Norah brightens up while narrating, “The support group helps me feel that I am not alone. It also helps other youth who get to easily interact with us (the peer supporters). The youth Care project has really supported us.”

The 4 admit that the project has made their walk with HIV friendlier. They have embraced self-acceptance and are calling on those infected to take up medication while urging those who are HIV-negative to be vigilant. They attest that HIV is not the end of life.

Nelson Akoth, NAYA Kenya Programs Officer. Photo | Courtesy

Nelson Akoth, Youth Care program’s officer, who laments that frequent stock outs of essential supplies such as condoms at public health facilities have been a major challenge in the fight against HIV says that the 4-year project that is currently one and a half years old tries to spread the word about HIV services that are available in Kenya’s public health facilities.

Such projects are beneficial, especially at a time when government agencies like the NSDCC are calling for a multi-sectorial and collective approach in the fight to reduce cases of HIV infections among adolescents and the youth.

Nicasio Njagi, Kamukunji Constituency HIV Programs Coordinator. Photo | Courtesy

Kamukunji Sub-county HIV Programming Coordinator, Nicasio Njagi, admits that projects such as Youth Care have been instrumental in HIV prevention among the youth.

Njagi reveals that through dialogues with the youth that the public health practitioners coordinate together with such partner organizations, they are able to offer services that are responsive to the youth’s needs.

“The services we give our youth are so diverse. We sensitize them on HIV prevention. We talk to them about abstaining, being faithful and collective, and proper use of condoms,” Njagi elaborates.
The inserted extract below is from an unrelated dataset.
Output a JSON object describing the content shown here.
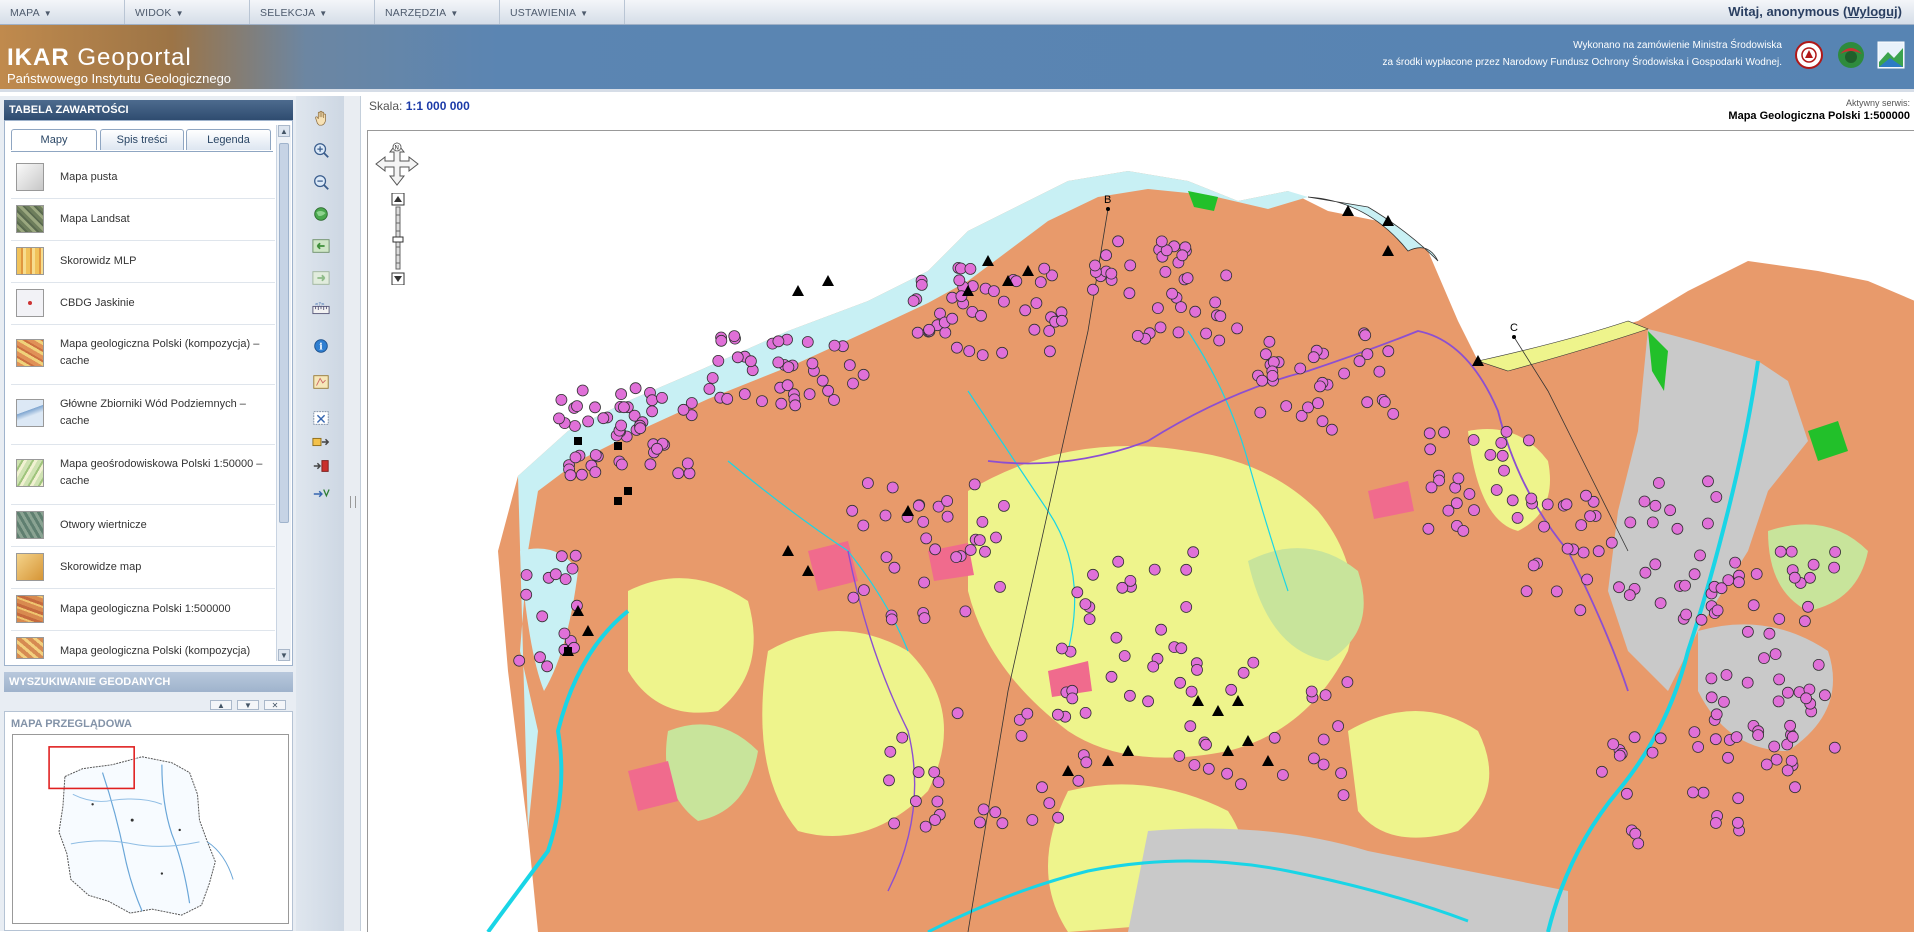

Njagi further emphasizes the need for youth and people living with HIV to adhere to their regimen in a bid to hit a zero viral load, consequently preventing the spread of HIV.

More and more youth living with HIV are living to tell their stories of hope and resilience as they also take their medication religiously to suppress their viral loads to undetectable and therefore curb transmissions.


Eliud Mutwiri is a reporter and news anchor at KUTV. He has a bias for reporting political, business, and human-interest stories. Other areas of interest are environment, climate change and climate action reporting.